Instructions to follow: The lines of the records that include "true" should all be copied.

(Records excerpted from a collection)
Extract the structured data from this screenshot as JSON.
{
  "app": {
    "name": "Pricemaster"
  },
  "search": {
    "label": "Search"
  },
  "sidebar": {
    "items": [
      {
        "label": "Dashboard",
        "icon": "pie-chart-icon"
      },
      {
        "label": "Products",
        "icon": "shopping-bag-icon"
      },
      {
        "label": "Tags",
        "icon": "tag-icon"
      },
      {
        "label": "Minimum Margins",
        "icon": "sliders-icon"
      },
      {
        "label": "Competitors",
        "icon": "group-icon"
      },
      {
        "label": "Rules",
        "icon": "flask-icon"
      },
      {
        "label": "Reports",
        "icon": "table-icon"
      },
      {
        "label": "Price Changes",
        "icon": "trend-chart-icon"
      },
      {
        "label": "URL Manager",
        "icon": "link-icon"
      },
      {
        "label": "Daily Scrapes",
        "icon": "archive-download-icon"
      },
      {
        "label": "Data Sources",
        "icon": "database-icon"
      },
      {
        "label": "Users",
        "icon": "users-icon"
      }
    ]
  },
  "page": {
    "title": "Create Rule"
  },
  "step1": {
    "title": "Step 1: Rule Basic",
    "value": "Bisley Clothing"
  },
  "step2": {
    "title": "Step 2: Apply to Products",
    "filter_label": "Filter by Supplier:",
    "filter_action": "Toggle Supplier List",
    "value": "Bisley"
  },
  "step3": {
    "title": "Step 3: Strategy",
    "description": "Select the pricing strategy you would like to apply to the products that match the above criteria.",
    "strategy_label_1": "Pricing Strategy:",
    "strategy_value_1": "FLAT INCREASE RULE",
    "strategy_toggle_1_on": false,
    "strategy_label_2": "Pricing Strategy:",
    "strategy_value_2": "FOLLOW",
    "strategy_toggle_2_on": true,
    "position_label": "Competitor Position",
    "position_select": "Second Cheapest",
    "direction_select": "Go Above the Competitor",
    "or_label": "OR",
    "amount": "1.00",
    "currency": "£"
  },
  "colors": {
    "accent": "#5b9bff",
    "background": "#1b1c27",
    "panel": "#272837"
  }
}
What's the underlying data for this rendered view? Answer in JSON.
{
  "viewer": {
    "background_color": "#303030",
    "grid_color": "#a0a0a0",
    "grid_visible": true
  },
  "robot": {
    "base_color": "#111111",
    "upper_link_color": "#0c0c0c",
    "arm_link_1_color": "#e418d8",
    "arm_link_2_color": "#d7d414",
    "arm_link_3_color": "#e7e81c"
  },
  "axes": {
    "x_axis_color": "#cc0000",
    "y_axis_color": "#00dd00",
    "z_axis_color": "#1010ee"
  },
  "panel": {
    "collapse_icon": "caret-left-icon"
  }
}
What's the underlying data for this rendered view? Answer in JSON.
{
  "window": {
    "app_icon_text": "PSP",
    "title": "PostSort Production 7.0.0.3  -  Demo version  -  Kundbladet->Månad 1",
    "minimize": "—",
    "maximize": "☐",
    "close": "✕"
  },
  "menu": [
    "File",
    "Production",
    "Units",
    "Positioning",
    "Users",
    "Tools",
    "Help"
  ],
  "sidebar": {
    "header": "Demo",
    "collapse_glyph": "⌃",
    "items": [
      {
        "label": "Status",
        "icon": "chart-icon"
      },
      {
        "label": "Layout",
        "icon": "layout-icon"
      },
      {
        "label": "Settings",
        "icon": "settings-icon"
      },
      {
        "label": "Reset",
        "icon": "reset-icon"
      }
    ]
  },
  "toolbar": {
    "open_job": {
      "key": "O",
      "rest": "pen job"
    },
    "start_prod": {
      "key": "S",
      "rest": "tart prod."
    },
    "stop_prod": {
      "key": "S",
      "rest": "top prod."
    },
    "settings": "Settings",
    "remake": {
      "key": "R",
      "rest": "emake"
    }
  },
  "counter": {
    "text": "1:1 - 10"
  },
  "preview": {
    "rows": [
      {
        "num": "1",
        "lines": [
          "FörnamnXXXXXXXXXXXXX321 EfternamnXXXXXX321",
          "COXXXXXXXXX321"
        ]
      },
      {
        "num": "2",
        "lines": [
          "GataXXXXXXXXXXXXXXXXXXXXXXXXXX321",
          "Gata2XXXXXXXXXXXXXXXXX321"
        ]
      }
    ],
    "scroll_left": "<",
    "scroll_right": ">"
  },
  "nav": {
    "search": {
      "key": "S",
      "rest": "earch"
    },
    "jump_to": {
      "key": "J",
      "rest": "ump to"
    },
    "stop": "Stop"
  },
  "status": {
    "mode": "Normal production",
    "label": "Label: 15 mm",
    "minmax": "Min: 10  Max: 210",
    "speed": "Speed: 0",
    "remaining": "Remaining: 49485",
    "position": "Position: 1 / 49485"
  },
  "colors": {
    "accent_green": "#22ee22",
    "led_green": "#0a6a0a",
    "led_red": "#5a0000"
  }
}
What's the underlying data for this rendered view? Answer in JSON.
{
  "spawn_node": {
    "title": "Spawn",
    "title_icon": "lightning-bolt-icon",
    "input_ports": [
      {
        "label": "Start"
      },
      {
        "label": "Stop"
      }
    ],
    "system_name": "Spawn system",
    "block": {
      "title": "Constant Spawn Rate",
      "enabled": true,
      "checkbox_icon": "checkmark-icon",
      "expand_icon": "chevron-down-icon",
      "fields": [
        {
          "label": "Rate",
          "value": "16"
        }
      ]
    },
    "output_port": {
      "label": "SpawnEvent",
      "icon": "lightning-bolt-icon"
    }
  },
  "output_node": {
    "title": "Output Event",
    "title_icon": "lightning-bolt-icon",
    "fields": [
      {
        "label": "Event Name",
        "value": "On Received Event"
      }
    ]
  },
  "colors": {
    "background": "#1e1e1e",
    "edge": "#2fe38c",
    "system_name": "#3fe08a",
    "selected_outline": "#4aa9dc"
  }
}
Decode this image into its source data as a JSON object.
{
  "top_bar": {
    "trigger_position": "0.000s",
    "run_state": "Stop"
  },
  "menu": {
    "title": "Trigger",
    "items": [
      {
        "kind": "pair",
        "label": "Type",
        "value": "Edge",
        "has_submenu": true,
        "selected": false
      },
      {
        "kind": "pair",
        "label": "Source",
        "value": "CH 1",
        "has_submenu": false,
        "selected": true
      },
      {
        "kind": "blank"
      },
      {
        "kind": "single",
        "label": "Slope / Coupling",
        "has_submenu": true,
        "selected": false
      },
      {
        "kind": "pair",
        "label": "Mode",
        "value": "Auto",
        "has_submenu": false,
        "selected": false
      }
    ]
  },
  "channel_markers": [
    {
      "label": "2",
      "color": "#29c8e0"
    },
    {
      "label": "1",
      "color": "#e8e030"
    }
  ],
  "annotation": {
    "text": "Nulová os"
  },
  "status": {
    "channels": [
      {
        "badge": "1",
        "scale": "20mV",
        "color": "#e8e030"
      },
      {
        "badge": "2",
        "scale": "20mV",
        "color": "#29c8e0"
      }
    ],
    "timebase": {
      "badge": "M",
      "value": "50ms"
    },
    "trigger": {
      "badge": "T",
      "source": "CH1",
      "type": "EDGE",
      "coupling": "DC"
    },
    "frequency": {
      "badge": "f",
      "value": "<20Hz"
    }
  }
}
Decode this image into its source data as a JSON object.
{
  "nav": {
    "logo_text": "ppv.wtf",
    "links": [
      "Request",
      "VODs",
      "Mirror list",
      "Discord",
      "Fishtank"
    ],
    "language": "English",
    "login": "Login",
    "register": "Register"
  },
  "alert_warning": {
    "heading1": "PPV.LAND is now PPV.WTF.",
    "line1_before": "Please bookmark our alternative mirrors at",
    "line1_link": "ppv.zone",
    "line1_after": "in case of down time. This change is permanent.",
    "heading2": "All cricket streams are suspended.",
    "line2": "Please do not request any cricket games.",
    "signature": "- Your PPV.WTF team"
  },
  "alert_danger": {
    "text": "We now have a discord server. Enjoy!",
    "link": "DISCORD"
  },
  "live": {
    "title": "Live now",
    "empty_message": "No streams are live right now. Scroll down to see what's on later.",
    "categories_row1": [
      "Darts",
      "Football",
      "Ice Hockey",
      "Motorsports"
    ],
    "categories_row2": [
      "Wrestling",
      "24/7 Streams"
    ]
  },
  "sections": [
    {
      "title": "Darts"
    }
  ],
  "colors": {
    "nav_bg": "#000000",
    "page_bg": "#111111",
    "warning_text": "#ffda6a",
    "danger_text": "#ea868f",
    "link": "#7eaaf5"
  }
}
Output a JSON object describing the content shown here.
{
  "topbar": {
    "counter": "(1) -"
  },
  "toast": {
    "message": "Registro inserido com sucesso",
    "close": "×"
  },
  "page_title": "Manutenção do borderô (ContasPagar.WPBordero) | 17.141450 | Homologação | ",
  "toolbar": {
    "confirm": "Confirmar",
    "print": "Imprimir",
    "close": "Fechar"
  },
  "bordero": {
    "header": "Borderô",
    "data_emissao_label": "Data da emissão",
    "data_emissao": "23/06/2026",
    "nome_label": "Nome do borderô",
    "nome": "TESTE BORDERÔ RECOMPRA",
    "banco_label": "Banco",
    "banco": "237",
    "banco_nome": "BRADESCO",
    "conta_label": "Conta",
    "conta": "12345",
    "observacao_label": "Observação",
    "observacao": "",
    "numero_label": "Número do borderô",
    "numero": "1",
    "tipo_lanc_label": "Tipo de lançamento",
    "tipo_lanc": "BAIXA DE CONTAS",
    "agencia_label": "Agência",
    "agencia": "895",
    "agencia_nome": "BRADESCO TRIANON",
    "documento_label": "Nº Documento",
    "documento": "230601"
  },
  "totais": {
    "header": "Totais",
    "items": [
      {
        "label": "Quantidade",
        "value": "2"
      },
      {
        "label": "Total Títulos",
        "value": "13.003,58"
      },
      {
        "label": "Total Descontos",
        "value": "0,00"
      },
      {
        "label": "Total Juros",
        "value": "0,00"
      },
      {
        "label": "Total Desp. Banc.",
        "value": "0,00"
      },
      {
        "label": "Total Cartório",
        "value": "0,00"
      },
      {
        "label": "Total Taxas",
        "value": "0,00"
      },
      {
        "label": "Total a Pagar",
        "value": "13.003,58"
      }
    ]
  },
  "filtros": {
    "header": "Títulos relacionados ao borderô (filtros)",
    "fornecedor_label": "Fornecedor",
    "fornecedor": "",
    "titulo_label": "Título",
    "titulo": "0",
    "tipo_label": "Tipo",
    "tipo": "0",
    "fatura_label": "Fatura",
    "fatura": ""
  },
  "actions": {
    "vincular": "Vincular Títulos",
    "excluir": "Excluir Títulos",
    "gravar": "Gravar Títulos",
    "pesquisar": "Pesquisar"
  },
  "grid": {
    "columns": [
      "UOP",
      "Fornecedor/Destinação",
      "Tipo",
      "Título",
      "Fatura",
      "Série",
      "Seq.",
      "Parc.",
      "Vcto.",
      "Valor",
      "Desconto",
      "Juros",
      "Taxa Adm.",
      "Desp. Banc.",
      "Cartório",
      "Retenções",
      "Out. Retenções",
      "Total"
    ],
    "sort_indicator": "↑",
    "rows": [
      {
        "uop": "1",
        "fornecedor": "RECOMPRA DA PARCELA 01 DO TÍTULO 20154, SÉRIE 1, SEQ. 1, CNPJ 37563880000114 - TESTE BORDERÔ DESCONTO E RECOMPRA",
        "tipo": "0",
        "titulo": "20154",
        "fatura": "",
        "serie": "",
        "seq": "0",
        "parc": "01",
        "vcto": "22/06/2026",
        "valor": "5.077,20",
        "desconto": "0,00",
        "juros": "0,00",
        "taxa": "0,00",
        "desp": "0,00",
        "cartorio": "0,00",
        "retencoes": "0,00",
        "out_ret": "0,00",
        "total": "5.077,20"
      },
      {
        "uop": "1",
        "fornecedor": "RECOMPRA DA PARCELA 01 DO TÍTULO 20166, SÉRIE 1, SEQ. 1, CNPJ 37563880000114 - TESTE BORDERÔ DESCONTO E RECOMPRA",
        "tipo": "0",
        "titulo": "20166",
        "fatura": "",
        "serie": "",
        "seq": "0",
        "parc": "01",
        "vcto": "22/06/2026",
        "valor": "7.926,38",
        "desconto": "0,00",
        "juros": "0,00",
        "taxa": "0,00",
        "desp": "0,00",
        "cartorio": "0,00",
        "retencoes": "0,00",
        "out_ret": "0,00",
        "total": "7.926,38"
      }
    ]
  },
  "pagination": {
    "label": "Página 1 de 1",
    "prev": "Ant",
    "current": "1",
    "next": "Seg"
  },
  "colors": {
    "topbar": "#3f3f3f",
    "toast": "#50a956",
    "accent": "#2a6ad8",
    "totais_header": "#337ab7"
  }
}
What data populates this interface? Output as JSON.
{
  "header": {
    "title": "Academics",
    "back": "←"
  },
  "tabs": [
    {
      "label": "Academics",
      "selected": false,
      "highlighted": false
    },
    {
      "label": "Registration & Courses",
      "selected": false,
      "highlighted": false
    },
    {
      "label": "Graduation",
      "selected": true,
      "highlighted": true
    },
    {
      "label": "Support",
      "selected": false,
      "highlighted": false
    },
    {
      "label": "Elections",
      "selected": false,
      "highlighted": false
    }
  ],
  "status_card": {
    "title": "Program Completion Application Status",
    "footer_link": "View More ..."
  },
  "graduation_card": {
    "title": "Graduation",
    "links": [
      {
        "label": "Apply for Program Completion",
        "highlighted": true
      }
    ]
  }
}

Solution below:
    "strategy_toggle_2_on": true,
    "grid_visible": true
      "enabled": true,
        "has_submenu": true,
        "selected": true
        "has_submenu": true,
      "selected": true,
      "highlighted": true
        "highlighted": true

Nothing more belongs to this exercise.